Go through the records below and return each line that has "open" in it.

....

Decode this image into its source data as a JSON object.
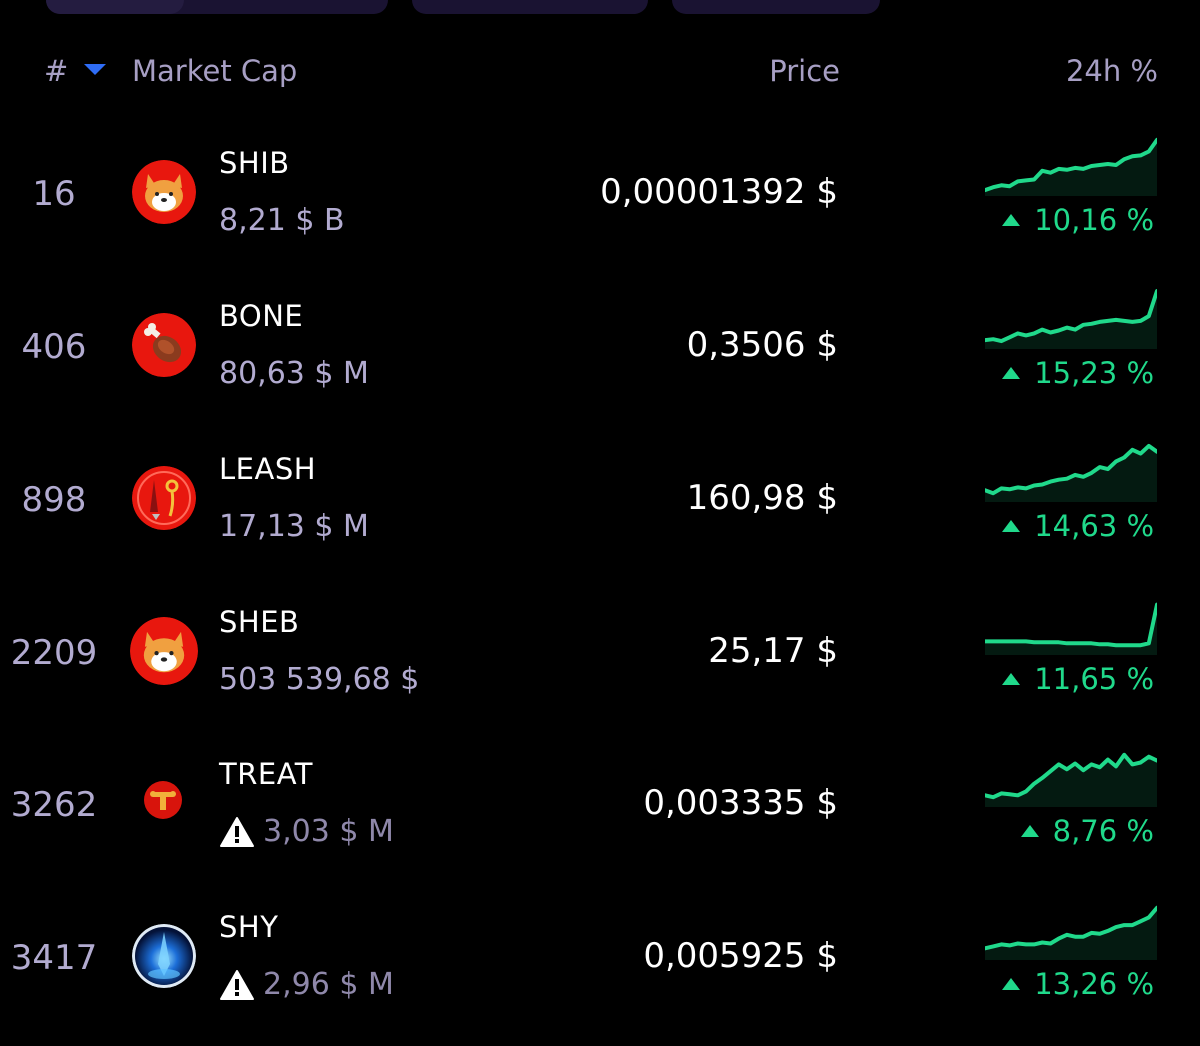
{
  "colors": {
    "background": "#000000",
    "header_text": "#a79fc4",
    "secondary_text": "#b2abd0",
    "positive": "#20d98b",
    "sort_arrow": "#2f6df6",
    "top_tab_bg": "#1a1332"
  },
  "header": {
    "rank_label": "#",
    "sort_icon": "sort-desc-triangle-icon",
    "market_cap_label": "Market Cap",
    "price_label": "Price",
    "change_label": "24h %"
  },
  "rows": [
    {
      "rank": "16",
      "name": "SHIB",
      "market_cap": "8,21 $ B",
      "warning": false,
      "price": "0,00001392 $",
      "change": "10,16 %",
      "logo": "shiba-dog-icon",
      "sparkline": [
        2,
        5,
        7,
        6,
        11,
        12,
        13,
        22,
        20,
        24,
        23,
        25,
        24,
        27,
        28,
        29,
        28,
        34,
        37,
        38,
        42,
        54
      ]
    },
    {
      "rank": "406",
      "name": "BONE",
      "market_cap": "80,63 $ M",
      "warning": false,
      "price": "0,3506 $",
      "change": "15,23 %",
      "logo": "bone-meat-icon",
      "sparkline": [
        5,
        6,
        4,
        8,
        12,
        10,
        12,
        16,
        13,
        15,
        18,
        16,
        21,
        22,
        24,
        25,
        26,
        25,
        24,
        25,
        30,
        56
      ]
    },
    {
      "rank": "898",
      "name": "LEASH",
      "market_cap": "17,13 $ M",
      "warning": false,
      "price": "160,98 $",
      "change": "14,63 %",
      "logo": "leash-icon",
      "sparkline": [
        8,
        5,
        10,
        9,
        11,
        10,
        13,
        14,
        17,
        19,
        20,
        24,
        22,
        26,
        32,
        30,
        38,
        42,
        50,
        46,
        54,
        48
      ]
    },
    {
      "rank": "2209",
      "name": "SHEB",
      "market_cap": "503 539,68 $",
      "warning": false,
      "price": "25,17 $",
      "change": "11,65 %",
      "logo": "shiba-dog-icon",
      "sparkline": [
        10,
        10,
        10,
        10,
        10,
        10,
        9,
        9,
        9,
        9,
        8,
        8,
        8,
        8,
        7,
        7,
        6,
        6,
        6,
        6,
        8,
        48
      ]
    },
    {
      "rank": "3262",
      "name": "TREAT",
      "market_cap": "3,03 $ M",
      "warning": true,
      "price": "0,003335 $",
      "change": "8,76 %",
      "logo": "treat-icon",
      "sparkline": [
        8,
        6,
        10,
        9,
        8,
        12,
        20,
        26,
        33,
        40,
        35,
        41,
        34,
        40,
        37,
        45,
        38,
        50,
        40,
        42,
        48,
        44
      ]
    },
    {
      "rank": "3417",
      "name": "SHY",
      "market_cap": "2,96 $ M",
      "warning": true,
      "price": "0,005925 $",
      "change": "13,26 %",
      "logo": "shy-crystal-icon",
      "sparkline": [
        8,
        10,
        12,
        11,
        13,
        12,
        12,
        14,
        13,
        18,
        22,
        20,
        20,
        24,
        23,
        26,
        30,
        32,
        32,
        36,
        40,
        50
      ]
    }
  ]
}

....

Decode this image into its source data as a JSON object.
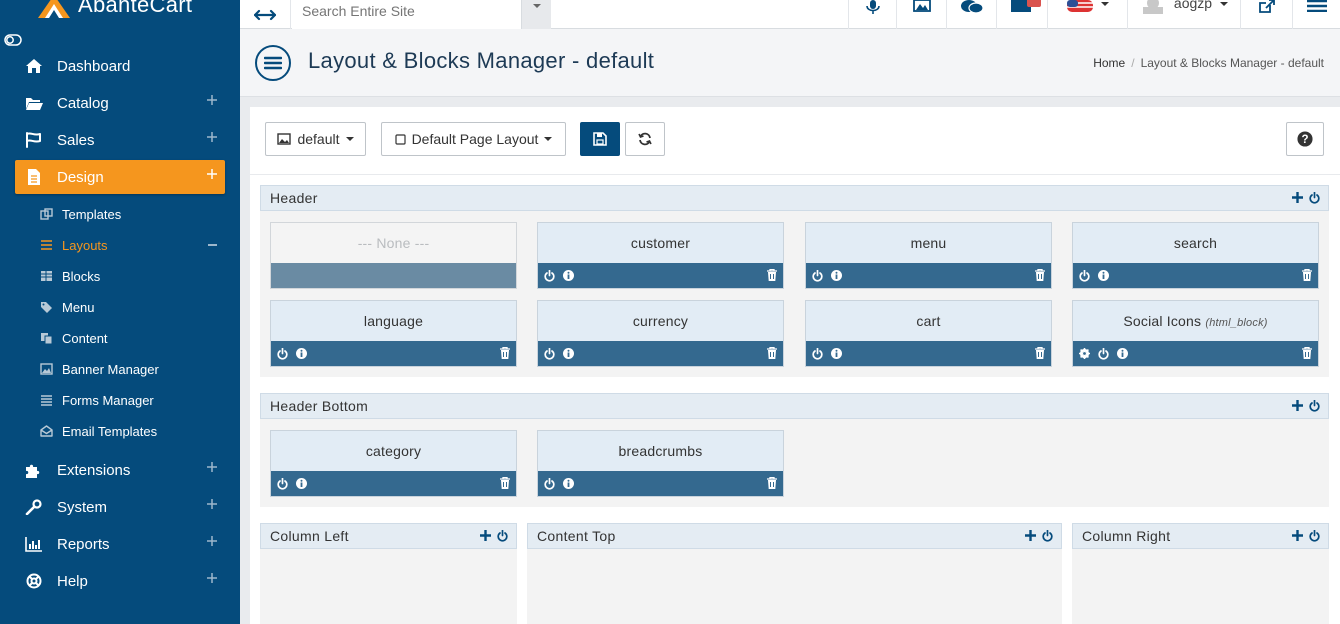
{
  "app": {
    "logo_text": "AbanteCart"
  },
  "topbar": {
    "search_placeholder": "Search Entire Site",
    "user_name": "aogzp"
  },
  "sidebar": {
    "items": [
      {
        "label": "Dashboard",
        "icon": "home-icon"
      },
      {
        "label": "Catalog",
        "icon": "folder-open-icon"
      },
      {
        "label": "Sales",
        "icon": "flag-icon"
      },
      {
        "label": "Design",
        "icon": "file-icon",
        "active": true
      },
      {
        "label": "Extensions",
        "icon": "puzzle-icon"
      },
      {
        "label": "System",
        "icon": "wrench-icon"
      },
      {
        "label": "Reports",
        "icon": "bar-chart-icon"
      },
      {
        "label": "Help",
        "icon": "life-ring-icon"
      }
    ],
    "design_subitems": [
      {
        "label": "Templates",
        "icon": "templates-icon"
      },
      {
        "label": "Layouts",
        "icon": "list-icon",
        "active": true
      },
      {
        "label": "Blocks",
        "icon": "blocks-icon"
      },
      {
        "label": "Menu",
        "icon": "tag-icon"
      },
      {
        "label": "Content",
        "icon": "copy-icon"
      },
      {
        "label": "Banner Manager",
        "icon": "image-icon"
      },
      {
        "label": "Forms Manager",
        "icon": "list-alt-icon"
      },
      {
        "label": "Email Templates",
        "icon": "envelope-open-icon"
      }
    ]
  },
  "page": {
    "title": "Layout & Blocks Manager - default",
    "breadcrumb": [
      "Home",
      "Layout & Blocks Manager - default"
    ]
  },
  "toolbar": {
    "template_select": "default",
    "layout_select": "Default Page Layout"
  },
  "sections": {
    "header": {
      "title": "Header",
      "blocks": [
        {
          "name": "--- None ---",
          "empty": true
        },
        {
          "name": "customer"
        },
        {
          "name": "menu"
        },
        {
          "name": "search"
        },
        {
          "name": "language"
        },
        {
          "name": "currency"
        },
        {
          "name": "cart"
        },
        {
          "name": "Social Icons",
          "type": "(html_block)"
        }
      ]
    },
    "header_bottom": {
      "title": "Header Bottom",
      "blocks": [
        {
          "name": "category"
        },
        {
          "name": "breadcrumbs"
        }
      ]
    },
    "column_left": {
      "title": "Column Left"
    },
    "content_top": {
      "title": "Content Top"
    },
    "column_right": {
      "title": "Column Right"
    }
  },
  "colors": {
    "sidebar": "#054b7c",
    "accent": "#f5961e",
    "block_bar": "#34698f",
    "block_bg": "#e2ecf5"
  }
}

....

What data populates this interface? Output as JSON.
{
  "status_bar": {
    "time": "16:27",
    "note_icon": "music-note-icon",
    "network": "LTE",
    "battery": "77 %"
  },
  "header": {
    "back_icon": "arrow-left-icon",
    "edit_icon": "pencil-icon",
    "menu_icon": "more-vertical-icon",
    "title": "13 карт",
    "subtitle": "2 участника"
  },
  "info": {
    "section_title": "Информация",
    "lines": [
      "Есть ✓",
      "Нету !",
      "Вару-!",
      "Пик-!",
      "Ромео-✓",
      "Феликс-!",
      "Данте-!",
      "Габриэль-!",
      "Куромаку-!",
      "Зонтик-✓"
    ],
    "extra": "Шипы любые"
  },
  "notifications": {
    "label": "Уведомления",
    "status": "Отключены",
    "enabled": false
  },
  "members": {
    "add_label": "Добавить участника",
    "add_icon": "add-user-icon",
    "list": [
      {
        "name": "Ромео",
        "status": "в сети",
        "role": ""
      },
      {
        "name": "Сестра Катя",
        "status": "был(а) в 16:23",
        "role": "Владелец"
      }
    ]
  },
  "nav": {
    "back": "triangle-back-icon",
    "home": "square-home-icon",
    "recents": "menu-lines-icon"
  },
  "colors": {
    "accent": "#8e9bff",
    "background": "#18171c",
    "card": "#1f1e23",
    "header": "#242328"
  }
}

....

▶ [Task answer]
        "icon": "folder-open-icon"
        "icon": "envelope-open-icon"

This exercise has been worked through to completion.